(Dataset rows for apps and sites)
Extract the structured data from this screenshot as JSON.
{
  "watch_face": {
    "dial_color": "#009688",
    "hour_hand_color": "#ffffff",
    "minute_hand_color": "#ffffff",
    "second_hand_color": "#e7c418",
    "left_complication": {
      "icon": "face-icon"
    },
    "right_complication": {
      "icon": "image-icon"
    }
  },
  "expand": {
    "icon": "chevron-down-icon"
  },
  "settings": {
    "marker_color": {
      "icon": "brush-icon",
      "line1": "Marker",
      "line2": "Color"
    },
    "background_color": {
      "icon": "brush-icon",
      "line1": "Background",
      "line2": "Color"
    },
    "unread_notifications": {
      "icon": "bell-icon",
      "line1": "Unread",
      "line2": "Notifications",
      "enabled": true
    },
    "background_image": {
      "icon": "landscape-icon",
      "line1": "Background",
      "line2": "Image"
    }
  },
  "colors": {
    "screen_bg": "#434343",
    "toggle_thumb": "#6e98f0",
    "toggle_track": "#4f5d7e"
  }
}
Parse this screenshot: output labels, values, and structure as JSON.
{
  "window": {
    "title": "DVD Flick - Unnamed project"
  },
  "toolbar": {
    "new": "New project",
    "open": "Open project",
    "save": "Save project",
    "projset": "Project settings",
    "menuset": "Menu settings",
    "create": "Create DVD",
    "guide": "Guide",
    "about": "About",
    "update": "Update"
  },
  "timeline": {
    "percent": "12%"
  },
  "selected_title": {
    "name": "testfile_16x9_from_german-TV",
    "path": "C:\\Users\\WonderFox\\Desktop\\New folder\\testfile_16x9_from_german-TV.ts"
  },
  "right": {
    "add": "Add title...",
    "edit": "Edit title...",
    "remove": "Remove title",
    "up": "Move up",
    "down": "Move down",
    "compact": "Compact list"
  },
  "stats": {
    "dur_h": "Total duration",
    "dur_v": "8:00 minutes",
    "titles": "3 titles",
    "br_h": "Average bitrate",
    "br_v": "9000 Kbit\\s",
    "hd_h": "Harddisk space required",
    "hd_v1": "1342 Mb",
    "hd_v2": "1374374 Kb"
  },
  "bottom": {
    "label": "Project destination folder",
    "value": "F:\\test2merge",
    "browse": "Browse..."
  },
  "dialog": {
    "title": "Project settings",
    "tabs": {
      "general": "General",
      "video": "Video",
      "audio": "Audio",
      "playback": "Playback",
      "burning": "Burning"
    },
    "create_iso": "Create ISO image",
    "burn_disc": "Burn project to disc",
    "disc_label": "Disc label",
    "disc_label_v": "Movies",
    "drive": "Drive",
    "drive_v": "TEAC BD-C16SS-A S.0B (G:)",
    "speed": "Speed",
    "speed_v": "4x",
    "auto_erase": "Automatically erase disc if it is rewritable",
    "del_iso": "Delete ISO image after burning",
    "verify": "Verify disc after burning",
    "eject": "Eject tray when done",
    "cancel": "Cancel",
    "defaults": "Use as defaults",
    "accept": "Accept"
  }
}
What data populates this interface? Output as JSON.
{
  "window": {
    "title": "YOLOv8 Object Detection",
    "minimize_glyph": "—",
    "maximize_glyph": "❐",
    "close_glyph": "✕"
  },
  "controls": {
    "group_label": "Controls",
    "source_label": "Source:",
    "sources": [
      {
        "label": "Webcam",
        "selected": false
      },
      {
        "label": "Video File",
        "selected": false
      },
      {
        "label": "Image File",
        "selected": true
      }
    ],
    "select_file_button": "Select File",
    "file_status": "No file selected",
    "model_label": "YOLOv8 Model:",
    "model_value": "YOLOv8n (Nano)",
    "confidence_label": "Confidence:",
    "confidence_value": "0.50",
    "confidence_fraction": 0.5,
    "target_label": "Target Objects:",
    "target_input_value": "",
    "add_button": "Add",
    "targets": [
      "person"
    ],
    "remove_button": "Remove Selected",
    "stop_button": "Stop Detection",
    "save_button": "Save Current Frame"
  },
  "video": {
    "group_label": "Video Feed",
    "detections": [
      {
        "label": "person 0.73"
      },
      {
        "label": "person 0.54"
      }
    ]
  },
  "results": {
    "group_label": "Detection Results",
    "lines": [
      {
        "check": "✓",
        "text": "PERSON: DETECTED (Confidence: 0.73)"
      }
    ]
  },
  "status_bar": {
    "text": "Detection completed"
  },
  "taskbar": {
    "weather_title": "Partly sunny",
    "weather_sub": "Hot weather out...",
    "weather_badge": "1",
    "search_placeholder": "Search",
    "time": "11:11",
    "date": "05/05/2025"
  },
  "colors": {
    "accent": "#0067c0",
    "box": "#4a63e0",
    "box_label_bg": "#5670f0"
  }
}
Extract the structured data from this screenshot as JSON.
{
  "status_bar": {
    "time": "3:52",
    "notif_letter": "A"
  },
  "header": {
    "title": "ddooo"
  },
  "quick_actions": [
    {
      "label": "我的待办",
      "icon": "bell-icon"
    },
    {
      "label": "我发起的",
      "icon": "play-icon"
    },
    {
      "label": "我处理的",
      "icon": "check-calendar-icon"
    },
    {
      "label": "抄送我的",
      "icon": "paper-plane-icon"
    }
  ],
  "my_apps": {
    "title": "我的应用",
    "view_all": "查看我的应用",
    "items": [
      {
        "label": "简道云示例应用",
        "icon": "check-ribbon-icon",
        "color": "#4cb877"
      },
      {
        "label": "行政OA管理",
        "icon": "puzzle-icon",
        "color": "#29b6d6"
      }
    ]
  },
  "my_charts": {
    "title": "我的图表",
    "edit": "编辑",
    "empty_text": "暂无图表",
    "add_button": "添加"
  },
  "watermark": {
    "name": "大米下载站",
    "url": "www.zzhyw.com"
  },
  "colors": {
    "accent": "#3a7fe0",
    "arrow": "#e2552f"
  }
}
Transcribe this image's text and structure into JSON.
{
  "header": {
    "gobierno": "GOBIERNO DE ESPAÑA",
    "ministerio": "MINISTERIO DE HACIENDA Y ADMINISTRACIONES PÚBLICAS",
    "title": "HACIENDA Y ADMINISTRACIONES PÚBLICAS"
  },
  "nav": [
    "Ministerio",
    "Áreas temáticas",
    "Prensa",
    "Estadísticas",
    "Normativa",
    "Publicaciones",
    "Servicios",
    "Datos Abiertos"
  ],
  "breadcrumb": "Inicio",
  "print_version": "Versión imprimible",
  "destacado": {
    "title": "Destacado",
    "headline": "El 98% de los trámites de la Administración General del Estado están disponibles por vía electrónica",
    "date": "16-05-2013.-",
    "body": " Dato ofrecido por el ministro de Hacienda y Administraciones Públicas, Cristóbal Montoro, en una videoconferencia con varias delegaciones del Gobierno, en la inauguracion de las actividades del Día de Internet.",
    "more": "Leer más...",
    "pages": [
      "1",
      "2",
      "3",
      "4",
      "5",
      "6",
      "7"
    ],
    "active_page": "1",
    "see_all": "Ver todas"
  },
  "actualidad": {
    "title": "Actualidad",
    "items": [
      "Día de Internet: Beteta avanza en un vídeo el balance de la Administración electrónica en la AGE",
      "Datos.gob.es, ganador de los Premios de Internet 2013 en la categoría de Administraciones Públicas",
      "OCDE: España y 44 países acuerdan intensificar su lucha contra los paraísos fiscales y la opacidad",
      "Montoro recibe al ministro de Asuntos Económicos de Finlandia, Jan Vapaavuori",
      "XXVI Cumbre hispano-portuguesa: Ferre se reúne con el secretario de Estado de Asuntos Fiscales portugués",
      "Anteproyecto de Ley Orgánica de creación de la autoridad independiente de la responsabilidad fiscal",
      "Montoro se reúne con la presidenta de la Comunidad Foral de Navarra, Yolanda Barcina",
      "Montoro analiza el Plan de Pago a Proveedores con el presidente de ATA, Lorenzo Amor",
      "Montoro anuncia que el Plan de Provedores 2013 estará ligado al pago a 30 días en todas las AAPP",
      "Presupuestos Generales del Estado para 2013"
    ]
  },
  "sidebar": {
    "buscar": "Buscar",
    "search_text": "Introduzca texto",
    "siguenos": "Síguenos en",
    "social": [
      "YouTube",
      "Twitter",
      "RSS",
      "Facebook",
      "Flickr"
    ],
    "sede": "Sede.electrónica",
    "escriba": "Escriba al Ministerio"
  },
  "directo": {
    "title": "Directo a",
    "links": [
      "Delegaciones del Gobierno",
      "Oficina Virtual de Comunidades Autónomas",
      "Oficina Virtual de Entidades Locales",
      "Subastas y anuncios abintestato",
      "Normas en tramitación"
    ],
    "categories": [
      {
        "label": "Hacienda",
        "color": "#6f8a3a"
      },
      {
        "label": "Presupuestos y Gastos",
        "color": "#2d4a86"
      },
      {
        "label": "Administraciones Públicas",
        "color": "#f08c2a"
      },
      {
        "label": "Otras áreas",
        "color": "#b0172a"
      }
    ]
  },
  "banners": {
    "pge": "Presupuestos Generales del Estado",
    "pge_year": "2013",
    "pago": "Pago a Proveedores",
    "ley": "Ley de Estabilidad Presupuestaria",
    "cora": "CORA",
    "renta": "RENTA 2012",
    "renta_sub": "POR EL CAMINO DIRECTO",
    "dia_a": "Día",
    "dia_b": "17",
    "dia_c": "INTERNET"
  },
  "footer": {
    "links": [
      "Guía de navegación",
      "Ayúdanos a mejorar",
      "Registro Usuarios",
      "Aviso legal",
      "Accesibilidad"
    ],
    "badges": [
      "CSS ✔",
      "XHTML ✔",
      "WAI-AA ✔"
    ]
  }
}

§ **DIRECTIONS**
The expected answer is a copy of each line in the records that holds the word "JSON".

§ **RESPONSE AREA**
Extract the structured data from this screenshot as JSON.
Parse this screenshot: output labels, values, and structure as JSON.
What data populates this interface? Output as JSON.
Extract the structured data from this screenshot as JSON.
Transcribe this image's text and structure into JSON.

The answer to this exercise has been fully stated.